The Tennessee Home Education Association worked for years to persuade the Tennessee Legislature to drop the bachelor's degree requirement. It took a terrific amount of work, patience, prayer and careful lobbying, but in April, Tennessee passed a law which finally permits parents to home school their high school aged children without a bachelor's degree.
This bill is a big step forward for many high school aged home schoolers, but did not come without a cost. The bill was not drafted by home schoolers, and initially contained a number of terrible provisions. Fortunately, the state home school organization had worked for years to develop valuable contacts in the Legislature. Each of these contacts was critical, as home schoolers worked behind the scenes to preserve the good, kill the bad, and limit the ugly provisions of the bill.
Under the new law, students may be home schooled in grades nine through twelve as long as these programs are affiliated with a Tennessee church-related school. The parents must possess a high school diploma or GED; the children must be registered with the local education agency; and the children must be administered the standardized test or assessment which is used by the local education agency. If the child fails to meet or surpass the average level of achievement two consecutive times, the child must be enrolled in a public, private, or church school. (Not that "average," on a standardized test, does not mean the 50th percentile. Instead, on most standardized tests, "average" ranges from the 23rd to 77th percentile.)
The original bill would have imposed the testing requirements on all home-schooled children, not just those of high school age; it would have shut down the entire home school if one child failed; and so forth and so on. Claiborne Thornton, President of the Tennessee Home Education Association, worked valiantly to eliminate the worst aspects of the bill. Because of the years of preparation which had gone before, Senators and Representatives everywhere treated Mr. Thornton with respect and trust. It was impressive to see an ordinary citizen have so much impact at the State House.

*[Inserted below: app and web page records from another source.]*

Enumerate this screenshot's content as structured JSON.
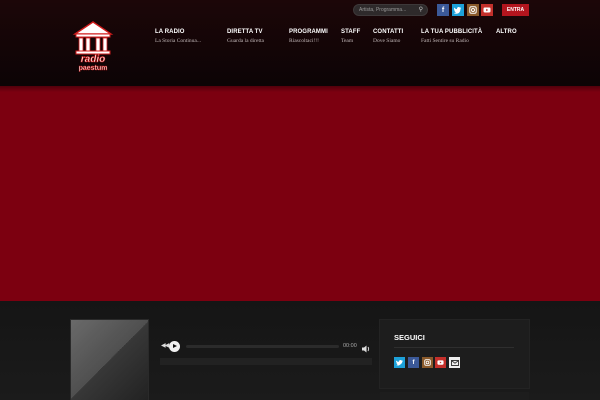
{
  "header": {
    "search": {
      "placeholder": "Artista, Programma..."
    },
    "login_label": "ENTRA",
    "social": [
      "facebook-icon",
      "twitter-icon",
      "instagram-icon",
      "youtube-icon"
    ],
    "logo": {
      "line1": "radio",
      "line2": "paestum"
    }
  },
  "nav": [
    {
      "title": "LA RADIO",
      "subtitle": "La Storia Continua..."
    },
    {
      "title": "DIRETTA TV",
      "subtitle": "Guarda la diretta"
    },
    {
      "title": "PROGRAMMI",
      "subtitle": "Riascoltaci!!!"
    },
    {
      "title": "STAFF",
      "subtitle": "Team"
    },
    {
      "title": "CONTATTI",
      "subtitle": "Dove Siamo"
    },
    {
      "title": "LA TUA PUBBLICITÀ",
      "subtitle": "Fatti Sentire su Radio"
    },
    {
      "title": "ALTRO",
      "subtitle": ""
    }
  ],
  "player": {
    "time": "00:00",
    "progress": 0
  },
  "sidebar": {
    "follow_title": "SEGUICI",
    "social": [
      "twitter-icon",
      "facebook-icon",
      "instagram-icon",
      "youtube-icon",
      "email-icon"
    ]
  },
  "colors": {
    "accent": "#b3151e",
    "hero": "#7c0010",
    "facebook": "#3b5998",
    "twitter": "#1da1d9",
    "instagram": "#8a5a2b",
    "youtube": "#c4302b"
  }
}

The new law goes into effect for the 1994-95 school year, and there are still a number of unresolved problems in Tennessee. HSLDA still has one case in federal court, and seven member families in state courts. These cases may not be resolved for some time, since the new law only helps people who choose to affiliate with a church-related school.